Activity:
Retype each record below word for word, pictures excluded.

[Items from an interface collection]
==========
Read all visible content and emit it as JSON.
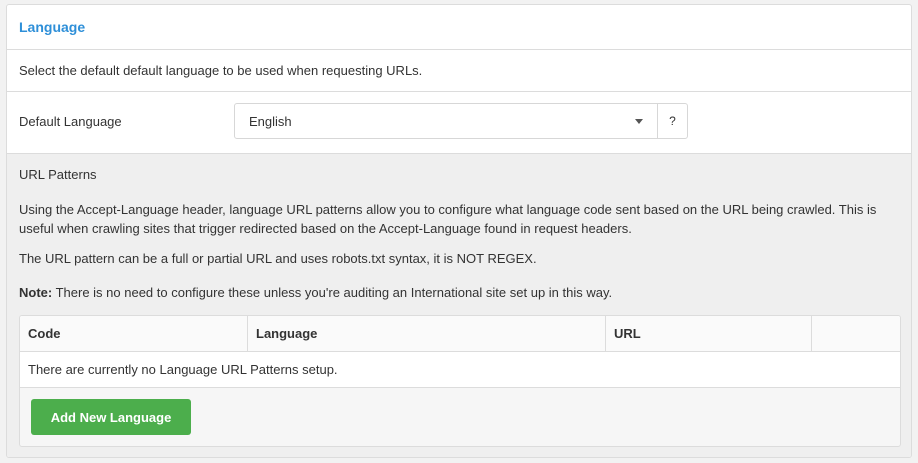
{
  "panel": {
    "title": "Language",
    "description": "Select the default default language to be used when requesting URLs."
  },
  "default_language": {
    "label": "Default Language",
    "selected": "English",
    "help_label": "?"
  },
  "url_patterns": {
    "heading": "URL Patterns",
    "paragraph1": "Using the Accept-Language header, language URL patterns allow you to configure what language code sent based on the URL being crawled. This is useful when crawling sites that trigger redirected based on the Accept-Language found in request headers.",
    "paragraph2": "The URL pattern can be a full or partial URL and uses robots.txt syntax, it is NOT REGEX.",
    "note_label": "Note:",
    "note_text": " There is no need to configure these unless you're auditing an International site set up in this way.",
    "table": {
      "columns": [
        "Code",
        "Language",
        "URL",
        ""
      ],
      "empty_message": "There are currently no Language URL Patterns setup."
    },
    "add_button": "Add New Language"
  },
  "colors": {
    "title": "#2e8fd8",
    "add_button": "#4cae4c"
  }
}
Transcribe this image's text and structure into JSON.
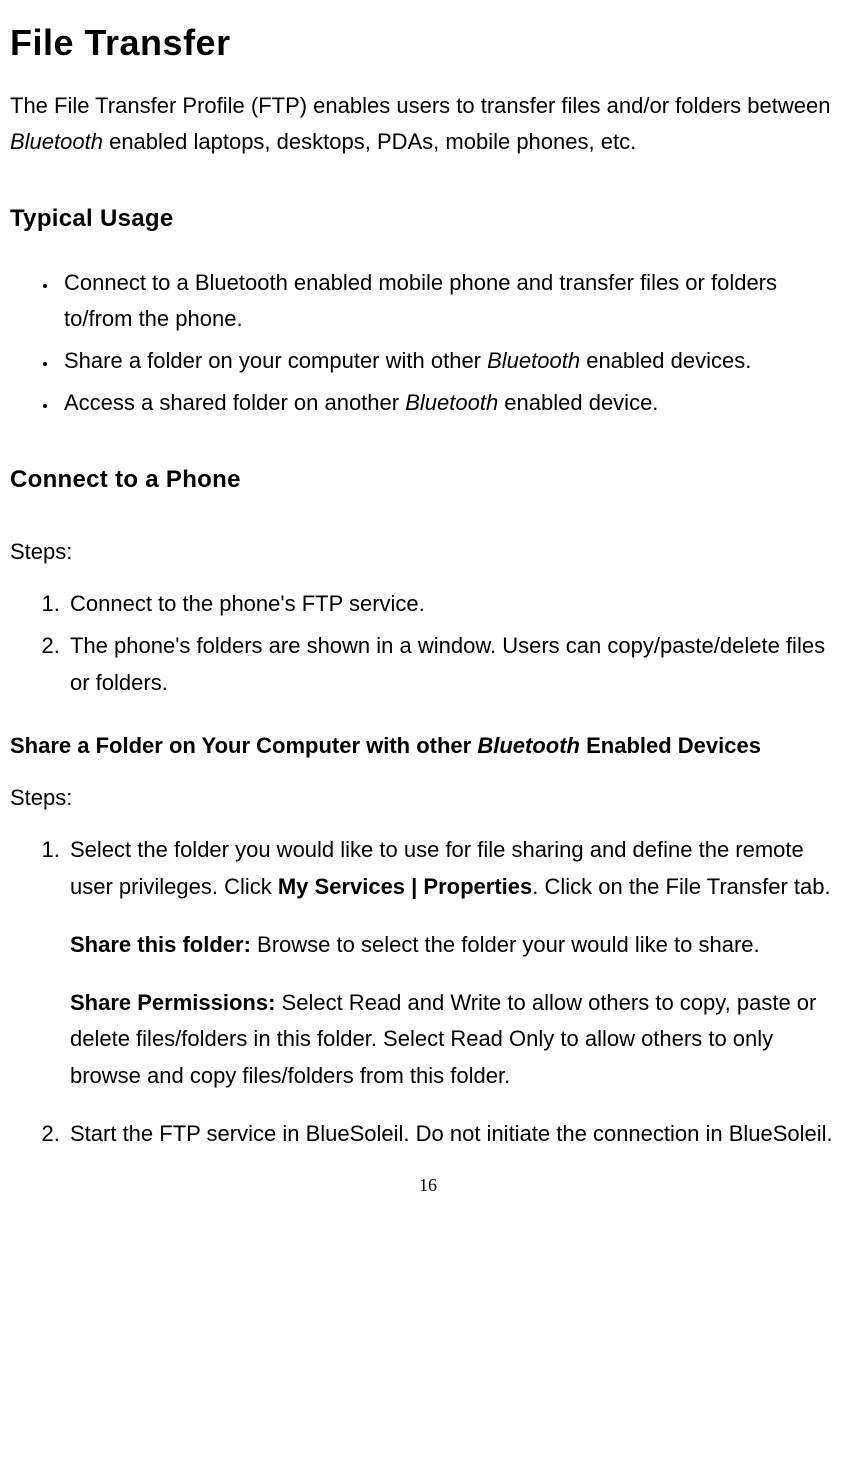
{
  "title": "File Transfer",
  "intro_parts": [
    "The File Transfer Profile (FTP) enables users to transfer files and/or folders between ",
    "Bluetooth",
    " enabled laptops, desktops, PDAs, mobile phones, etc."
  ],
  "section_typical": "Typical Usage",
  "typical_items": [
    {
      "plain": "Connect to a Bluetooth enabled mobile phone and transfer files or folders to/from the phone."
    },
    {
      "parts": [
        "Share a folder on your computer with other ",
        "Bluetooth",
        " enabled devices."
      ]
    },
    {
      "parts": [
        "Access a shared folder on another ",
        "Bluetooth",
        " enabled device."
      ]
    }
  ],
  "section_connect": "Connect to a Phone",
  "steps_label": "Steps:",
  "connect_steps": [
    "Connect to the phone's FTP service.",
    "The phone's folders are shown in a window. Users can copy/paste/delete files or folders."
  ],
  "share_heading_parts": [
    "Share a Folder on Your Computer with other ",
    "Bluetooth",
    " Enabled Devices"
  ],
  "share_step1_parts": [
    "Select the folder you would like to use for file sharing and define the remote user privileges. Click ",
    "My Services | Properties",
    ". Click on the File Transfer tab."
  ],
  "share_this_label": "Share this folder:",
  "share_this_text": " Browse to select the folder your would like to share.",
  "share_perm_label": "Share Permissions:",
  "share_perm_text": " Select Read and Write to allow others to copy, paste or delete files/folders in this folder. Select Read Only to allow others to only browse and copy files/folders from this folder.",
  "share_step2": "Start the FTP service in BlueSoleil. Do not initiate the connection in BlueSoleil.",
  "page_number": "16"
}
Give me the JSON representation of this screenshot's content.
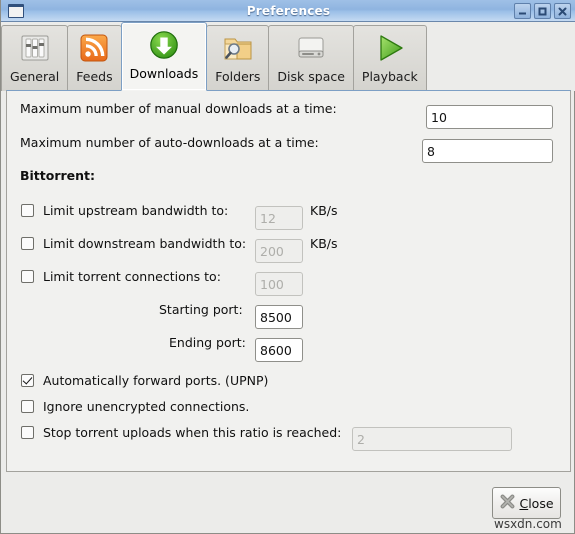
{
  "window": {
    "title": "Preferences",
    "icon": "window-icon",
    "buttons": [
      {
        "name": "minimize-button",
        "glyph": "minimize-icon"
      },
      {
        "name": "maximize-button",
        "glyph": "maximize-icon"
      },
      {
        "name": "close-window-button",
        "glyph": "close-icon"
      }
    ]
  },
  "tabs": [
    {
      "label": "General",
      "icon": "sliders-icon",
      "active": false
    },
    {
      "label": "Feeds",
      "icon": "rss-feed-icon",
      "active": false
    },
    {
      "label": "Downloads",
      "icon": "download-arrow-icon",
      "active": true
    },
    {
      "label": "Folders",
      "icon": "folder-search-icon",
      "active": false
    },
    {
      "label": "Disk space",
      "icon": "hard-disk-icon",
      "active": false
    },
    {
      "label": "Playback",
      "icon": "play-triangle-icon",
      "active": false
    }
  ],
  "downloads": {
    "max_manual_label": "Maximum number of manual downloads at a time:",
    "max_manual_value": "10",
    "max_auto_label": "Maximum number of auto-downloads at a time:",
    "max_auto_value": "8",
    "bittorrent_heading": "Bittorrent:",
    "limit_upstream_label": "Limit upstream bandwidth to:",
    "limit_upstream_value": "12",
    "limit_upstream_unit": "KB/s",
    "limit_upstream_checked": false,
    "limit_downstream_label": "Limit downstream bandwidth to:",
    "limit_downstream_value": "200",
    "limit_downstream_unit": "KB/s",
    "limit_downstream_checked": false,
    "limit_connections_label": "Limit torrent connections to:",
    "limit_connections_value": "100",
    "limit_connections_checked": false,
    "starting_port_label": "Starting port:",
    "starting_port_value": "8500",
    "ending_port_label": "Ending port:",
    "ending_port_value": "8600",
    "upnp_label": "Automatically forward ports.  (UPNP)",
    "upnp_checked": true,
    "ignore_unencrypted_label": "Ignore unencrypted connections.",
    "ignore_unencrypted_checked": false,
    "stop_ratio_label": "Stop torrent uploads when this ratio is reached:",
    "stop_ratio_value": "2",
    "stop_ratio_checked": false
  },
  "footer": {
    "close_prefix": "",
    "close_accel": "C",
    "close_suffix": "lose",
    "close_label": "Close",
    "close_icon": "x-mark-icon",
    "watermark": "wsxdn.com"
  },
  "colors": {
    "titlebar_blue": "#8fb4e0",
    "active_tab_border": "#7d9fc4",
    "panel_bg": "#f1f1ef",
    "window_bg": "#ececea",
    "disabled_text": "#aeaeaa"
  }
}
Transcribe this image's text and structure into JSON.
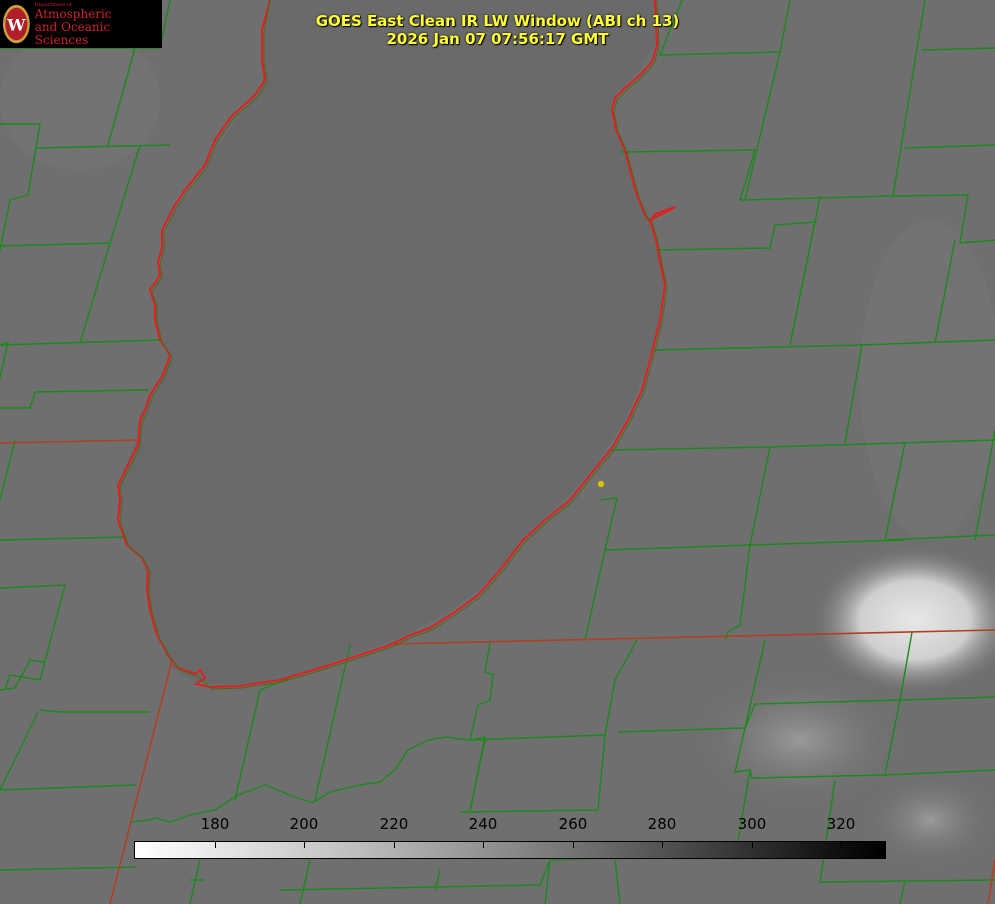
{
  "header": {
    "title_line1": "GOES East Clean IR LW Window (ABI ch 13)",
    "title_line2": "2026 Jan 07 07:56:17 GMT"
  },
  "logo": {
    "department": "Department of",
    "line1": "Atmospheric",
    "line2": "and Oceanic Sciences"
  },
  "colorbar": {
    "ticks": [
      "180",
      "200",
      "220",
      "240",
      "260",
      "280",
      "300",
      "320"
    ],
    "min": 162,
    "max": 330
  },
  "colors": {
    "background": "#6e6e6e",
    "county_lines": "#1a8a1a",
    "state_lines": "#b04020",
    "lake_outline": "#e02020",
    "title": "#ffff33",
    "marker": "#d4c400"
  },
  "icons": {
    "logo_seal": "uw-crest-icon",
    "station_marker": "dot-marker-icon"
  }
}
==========
Result of this task:
Read all visible content and emit it as JSON.
{
  "panel": {
    "title": "Language",
    "description": "Select the default default language to be used when requesting URLs."
  },
  "default_language": {
    "label": "Default Language",
    "selected": "English",
    "help_label": "?"
  },
  "url_patterns": {
    "heading": "URL Patterns",
    "paragraph1": "Using the Accept-Language header, language URL patterns allow you to configure what language code sent based on the URL being crawled. This is useful when crawling sites that trigger redirected based on the Accept-Language found in request headers.",
    "paragraph2": "The URL pattern can be a full or partial URL and uses robots.txt syntax, it is NOT REGEX.",
    "note_label": "Note:",
    "note_text": " There is no need to configure these unless you're auditing an International site set up in this way.",
    "table": {
      "columns": [
        "Code",
        "Language",
        "URL",
        ""
      ],
      "empty_message": "There are currently no Language URL Patterns setup."
    },
    "add_button": "Add New Language"
  },
  "colors": {
    "title": "#2e8fd8",
    "add_button": "#4cae4c"
  }
}
Transcribe this image's text and structure into JSON.
{
  "title": "File Transfer",
  "intro_parts": [
    "The File Transfer Profile (FTP) enables users to transfer files and/or folders between ",
    "Bluetooth",
    " enabled laptops, desktops, PDAs, mobile phones, etc."
  ],
  "section_typical": "Typical Usage",
  "typical_items": [
    {
      "plain": "Connect to a Bluetooth enabled mobile phone and transfer files or folders to/from the phone."
    },
    {
      "parts": [
        "Share a folder on your computer with other ",
        "Bluetooth",
        " enabled devices."
      ]
    },
    {
      "parts": [
        "Access a shared folder on another ",
        "Bluetooth",
        " enabled device."
      ]
    }
  ],
  "section_connect": "Connect to a Phone",
  "steps_label": "Steps:",
  "connect_steps": [
    "Connect to the phone's FTP service.",
    "The phone's folders are shown in a window. Users can copy/paste/delete files or folders."
  ],
  "share_heading_parts": [
    "Share a Folder on Your Computer with other ",
    "Bluetooth",
    " Enabled Devices"
  ],
  "share_step1_parts": [
    "Select the folder you would like to use for file sharing and define the remote user privileges. Click ",
    "My Services | Properties",
    ". Click on the File Transfer tab."
  ],
  "share_this_label": "Share this folder:",
  "share_this_text": " Browse to select the folder your would like to share.",
  "share_perm_label": "Share Permissions:",
  "share_perm_text": " Select Read and Write to allow others to copy, paste or delete files/folders in this folder. Select Read Only to allow others to only browse and copy files/folders from this folder.",
  "share_step2": "Start the FTP service in BlueSoleil. Do not initiate the connection in BlueSoleil.",
  "page_number": "16"
}
Give me the JSON representation of this screenshot's content.
{
  "window": {
    "title": "Preferences",
    "icon": "window-icon",
    "buttons": [
      {
        "name": "minimize-button",
        "glyph": "minimize-icon"
      },
      {
        "name": "maximize-button",
        "glyph": "maximize-icon"
      },
      {
        "name": "close-window-button",
        "glyph": "close-icon"
      }
    ]
  },
  "tabs": [
    {
      "label": "General",
      "icon": "sliders-icon",
      "active": false
    },
    {
      "label": "Feeds",
      "icon": "rss-feed-icon",
      "active": false
    },
    {
      "label": "Downloads",
      "icon": "download-arrow-icon",
      "active": true
    },
    {
      "label": "Folders",
      "icon": "folder-search-icon",
      "active": false
    },
    {
      "label": "Disk space",
      "icon": "hard-disk-icon",
      "active": false
    },
    {
      "label": "Playback",
      "icon": "play-triangle-icon",
      "active": false
    }
  ],
  "downloads": {
    "max_manual_label": "Maximum number of manual downloads at a time:",
    "max_manual_value": "10",
    "max_auto_label": "Maximum number of auto-downloads at a time:",
    "max_auto_value": "8",
    "bittorrent_heading": "Bittorrent:",
    "limit_upstream_label": "Limit upstream bandwidth to:",
    "limit_upstream_value": "12",
    "limit_upstream_unit": "KB/s",
    "limit_upstream_checked": false,
    "limit_downstream_label": "Limit downstream bandwidth to:",
    "limit_downstream_value": "200",
    "limit_downstream_unit": "KB/s",
    "limit_downstream_checked": false,
    "limit_connections_label": "Limit torrent connections to:",
    "limit_connections_value": "100",
    "limit_connections_checked": false,
    "starting_port_label": "Starting port:",
    "starting_port_value": "8500",
    "ending_port_label": "Ending port:",
    "ending_port_value": "8600",
    "upnp_label": "Automatically forward ports.  (UPNP)",
    "upnp_checked": true,
    "ignore_unencrypted_label": "Ignore unencrypted connections.",
    "ignore_unencrypted_checked": false,
    "stop_ratio_label": "Stop torrent uploads when this ratio is reached:",
    "stop_ratio_value": "2",
    "stop_ratio_checked": false
  },
  "footer": {
    "close_prefix": "",
    "close_accel": "C",
    "close_suffix": "lose",
    "close_label": "Close",
    "close_icon": "x-mark-icon",
    "watermark": "wsxdn.com"
  },
  "colors": {
    "titlebar_blue": "#8fb4e0",
    "active_tab_border": "#7d9fc4",
    "panel_bg": "#f1f1ef",
    "window_bg": "#ececea",
    "disabled_text": "#aeaeaa"
  }
}
Transcribe this image's text and structure into JSON.
{
  "header": {
    "title_line1": "GOES East Clean IR LW Window (ABI ch 13)",
    "title_line2": "2026 Jan 07 07:56:17 GMT"
  },
  "logo": {
    "department": "Department of",
    "line1": "Atmospheric",
    "line2": "and Oceanic Sciences"
  },
  "colorbar": {
    "ticks": [
      "180",
      "200",
      "220",
      "240",
      "260",
      "280",
      "300",
      "320"
    ],
    "min": 162,
    "max": 330
  },
  "colors": {
    "background": "#6e6e6e",
    "county_lines": "#1a8a1a",
    "state_lines": "#b04020",
    "lake_outline": "#e02020",
    "title": "#ffff33",
    "marker": "#d4c400"
  },
  "icons": {
    "logo_seal": "uw-crest-icon",
    "station_marker": "dot-marker-icon"
  }
}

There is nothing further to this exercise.